→ WORK ORDER
Look over the listing below and say how many of its lines include the string "label"; give no more than that number.

Content starts

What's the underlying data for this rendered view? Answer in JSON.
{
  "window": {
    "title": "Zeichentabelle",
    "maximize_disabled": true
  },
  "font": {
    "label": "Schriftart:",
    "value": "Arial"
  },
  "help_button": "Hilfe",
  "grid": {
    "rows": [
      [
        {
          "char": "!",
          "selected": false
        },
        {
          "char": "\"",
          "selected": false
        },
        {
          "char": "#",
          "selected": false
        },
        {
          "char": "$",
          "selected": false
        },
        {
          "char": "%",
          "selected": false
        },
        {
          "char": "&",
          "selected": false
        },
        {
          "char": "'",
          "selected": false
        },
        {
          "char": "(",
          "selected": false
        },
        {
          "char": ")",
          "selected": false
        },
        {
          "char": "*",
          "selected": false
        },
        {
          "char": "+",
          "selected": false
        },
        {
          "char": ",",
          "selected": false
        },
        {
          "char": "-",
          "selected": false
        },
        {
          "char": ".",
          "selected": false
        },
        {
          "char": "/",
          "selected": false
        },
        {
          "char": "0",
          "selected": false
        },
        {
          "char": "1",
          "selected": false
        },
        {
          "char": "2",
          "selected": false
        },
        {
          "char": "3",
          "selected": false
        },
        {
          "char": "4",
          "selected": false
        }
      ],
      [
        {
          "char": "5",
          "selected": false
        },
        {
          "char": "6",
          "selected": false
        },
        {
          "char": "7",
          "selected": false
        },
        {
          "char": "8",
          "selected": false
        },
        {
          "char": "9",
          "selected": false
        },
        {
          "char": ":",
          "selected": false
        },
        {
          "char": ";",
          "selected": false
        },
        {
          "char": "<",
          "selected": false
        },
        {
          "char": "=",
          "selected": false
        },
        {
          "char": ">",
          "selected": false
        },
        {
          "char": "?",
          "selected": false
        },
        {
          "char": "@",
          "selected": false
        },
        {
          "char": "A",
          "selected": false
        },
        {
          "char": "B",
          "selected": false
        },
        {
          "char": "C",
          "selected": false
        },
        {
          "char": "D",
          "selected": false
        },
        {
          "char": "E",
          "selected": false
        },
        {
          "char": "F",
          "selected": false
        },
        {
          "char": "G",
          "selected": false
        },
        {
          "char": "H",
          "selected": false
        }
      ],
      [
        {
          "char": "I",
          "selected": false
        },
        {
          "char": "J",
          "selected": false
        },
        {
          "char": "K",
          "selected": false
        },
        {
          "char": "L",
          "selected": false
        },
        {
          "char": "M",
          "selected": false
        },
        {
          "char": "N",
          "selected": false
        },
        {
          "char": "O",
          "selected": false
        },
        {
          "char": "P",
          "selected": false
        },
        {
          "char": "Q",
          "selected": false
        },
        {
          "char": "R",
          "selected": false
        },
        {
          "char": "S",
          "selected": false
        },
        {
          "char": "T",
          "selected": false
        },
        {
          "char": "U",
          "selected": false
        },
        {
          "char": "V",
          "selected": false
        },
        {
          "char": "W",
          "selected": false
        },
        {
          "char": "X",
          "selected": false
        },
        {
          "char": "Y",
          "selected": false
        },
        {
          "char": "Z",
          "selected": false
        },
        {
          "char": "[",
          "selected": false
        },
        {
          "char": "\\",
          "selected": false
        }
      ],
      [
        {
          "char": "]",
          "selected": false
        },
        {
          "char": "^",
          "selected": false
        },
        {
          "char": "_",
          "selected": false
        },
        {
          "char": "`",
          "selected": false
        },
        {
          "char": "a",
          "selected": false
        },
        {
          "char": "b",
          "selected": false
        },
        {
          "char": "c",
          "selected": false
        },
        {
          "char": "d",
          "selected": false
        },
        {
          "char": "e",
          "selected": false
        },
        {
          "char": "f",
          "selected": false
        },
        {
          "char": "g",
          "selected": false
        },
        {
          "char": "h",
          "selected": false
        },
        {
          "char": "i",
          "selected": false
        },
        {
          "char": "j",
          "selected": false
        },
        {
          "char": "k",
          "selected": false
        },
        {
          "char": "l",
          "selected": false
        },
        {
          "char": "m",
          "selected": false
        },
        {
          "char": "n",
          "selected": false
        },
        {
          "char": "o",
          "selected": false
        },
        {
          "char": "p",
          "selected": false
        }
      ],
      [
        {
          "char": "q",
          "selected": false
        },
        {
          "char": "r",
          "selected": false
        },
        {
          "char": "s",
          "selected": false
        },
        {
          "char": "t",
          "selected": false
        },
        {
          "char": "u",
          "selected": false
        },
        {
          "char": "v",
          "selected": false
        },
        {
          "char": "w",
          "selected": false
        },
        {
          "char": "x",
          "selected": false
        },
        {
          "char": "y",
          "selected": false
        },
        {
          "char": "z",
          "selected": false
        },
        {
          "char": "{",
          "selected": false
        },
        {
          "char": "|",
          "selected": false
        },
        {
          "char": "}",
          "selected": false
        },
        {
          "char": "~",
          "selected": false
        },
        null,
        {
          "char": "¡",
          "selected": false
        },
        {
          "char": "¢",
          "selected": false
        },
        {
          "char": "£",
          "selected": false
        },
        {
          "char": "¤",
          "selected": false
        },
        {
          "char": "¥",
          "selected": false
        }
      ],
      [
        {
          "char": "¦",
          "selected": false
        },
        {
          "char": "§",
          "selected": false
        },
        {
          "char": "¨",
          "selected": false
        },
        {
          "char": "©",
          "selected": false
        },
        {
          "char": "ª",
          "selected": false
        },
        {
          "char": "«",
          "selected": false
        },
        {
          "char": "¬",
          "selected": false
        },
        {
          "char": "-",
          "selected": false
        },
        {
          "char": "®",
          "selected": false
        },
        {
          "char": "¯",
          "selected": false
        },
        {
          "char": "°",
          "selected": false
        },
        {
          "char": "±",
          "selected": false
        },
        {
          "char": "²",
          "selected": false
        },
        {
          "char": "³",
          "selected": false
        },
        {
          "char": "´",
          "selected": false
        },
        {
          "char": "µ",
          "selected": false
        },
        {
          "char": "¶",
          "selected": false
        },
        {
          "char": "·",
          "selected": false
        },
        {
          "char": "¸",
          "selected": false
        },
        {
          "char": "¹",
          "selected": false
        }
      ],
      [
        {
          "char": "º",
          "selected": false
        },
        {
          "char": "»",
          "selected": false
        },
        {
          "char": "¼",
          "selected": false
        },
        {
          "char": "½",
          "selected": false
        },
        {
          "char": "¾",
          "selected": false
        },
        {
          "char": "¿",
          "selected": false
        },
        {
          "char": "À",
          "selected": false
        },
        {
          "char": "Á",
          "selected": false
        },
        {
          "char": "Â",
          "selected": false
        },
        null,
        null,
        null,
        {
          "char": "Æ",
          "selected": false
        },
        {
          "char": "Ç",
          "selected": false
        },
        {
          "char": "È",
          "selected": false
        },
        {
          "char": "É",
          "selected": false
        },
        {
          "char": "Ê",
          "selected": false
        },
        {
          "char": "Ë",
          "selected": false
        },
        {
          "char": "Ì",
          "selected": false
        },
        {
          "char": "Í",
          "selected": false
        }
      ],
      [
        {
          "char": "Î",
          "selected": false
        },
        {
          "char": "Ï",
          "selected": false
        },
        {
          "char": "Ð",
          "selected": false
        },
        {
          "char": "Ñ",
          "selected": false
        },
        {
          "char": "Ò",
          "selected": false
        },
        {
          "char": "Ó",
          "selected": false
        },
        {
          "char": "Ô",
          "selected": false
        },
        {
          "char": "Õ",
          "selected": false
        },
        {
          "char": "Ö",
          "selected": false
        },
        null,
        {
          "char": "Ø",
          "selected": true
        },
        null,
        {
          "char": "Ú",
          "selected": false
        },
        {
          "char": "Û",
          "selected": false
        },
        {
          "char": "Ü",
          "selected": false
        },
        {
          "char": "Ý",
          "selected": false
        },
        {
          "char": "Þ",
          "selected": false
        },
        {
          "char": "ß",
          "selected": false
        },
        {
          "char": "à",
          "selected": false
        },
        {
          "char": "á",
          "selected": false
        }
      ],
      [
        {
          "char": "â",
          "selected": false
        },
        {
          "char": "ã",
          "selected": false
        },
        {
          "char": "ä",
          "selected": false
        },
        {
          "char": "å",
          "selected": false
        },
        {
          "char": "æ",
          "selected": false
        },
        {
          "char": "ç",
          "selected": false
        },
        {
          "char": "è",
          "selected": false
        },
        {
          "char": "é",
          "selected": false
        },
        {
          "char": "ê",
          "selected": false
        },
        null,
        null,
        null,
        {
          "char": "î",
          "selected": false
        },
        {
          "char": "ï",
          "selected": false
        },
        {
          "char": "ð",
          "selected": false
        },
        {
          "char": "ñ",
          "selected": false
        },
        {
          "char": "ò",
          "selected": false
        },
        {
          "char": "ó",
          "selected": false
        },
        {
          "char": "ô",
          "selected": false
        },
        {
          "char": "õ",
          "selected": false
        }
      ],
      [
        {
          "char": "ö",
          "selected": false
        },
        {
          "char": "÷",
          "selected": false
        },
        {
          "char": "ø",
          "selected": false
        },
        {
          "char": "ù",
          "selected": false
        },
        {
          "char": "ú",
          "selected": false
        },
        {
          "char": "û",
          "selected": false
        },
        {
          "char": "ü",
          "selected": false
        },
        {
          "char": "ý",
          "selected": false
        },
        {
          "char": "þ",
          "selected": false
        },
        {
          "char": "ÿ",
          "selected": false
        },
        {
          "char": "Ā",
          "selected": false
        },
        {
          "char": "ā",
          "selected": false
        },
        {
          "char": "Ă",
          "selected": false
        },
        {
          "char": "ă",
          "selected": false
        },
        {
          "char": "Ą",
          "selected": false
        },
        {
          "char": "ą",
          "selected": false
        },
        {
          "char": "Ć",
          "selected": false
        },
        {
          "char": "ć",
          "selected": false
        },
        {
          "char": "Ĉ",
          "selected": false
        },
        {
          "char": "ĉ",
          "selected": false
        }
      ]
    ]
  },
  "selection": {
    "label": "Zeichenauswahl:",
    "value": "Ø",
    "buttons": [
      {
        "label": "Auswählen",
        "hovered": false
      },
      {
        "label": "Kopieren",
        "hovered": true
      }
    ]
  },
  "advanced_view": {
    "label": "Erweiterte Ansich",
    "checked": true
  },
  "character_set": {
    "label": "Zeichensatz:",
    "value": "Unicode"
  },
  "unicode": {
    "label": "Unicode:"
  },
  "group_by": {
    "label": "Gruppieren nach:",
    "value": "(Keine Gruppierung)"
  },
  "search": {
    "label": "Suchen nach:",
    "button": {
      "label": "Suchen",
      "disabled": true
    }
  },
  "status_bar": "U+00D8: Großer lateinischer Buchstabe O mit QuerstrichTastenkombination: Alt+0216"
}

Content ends

→ TASK RESULT
10